HEY for You is a brand new email service provided by the great team at Basecamp. HEY’s price is almost double than Google Workspace’s at roughly £87 ($120 - $99 + 20% VAT) per year. The big promise from HEY justifying the high price is that it revolutionizes how you use email, taking some modern techniques cued from social media services (e.g. The Feed, the Just let it flow philosophy), and avoids adding “management features” in an effort to make email simple.

HEY for You home page

I read through the whole feature list and watched the YouTube videos presenting HEY, and it’s quite intriguing. Having said that, I think that one of the reasons I am even considering this product at such a steep price is just because of Basecamp, the team, the company. Last year I read three of the books they wrote (Getting Real, REWORK, Shape Up) and loved them, so I might be biased thinking I would like their email product too 😅

I am definitely going to at least signup for the trial and give this a go in the next few days. I haven’t yet pulled the trigger because custom domain support is still only available for Hey for Work, the business version of the service, which is even more expensive.

Google Domains

I stumbled upon this solution today, out of nowhere, while reading some Reddit comments.

Google Domains is Google’s new domain registrar service, still carrying the BETA status. However, today I was pleasantly surprised when I found out that it also provides a free email forwarding service.

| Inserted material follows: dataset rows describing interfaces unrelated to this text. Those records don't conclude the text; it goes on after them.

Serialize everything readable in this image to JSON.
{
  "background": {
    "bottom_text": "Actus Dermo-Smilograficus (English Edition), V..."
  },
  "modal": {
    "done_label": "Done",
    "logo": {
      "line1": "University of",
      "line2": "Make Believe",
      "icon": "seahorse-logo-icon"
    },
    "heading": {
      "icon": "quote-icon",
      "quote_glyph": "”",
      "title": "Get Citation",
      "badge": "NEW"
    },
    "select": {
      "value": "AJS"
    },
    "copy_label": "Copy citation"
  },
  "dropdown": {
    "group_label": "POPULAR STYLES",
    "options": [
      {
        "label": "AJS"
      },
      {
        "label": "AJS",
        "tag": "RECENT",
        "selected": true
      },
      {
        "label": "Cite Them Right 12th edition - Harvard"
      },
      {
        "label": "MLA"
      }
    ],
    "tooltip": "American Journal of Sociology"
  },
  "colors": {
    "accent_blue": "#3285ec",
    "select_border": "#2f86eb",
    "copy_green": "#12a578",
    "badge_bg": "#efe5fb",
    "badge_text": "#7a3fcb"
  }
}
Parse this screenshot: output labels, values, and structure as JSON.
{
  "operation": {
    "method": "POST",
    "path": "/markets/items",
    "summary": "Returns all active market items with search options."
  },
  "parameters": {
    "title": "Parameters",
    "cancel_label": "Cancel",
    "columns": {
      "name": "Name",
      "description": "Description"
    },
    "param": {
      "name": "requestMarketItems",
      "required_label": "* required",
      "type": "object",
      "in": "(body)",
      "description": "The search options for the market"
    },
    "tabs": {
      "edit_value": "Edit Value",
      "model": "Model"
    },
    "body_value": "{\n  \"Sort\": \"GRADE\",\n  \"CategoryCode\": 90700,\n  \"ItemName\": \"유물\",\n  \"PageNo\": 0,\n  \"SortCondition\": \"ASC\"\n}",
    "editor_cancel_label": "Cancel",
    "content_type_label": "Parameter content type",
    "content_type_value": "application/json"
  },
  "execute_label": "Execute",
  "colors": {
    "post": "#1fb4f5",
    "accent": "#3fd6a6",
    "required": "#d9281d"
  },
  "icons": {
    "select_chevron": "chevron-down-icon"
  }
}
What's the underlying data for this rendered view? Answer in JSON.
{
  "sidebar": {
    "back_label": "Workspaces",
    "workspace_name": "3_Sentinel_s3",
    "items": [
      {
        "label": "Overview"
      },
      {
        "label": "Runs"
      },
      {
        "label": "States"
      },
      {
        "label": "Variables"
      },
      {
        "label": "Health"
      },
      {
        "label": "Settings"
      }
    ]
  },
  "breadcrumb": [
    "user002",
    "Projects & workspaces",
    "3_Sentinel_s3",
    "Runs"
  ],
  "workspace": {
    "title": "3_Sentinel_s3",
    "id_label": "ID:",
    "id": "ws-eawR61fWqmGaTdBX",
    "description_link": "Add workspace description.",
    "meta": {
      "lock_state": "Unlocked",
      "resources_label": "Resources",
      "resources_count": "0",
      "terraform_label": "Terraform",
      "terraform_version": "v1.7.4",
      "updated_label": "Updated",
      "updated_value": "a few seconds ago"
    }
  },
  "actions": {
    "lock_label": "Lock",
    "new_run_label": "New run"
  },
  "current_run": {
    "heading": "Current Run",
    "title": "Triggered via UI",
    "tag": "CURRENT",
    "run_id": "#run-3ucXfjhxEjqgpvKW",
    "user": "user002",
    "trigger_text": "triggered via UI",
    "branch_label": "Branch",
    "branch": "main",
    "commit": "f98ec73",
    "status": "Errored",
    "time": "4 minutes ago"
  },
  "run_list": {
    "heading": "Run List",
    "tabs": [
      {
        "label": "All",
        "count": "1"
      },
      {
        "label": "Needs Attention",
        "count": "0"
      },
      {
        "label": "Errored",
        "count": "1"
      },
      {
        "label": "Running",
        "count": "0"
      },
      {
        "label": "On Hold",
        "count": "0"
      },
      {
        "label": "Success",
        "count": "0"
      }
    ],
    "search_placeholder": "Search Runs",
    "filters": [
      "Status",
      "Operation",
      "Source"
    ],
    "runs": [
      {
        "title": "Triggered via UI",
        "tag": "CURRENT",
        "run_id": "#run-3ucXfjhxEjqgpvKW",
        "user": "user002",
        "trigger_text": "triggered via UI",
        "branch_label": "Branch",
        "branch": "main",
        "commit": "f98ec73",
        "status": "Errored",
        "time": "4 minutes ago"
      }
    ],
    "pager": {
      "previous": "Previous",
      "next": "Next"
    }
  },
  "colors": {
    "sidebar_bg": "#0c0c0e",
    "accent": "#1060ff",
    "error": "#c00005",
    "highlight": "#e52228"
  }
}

As it turns out, you can have up to 100 aliases per registered domain, and each can be forwarded to a different email address, including personal Gmail accounts. I immediately transferred two of my domains to Google Domains and tried the email forwarding feature, and it actually works great 🥳

In addition, according to the docs, email forwarding can also work alongside G-Suite so you can have both enabled at the same time if needed for the same domain.

Email forwarding is obviously not an apples-to-apples comparison to all the services I previously mentioned, but since the original goal was custom domain email address, it fully satisfies my needs. I just forward my domain’s email addresses to my personal Gmail address and boom, everything ends up in the same account which is easy to manage, and with the ability to send and reply emails using the domain address it’s complete.

Conclusion

Google Domains solved my immediate problem in the best way possible since I don’t have to login and use any other mediocre email provider, I have an amazing spam filter, and it’s all within Gmail which I love.

Having said that, I am still in search for a dedicated offering for my non-personal domains used for some side projects, future mini-businesses. Google Workspaces and HEY are my top two finalists, and I guess I will have to finally tryout HEY before picking the winner.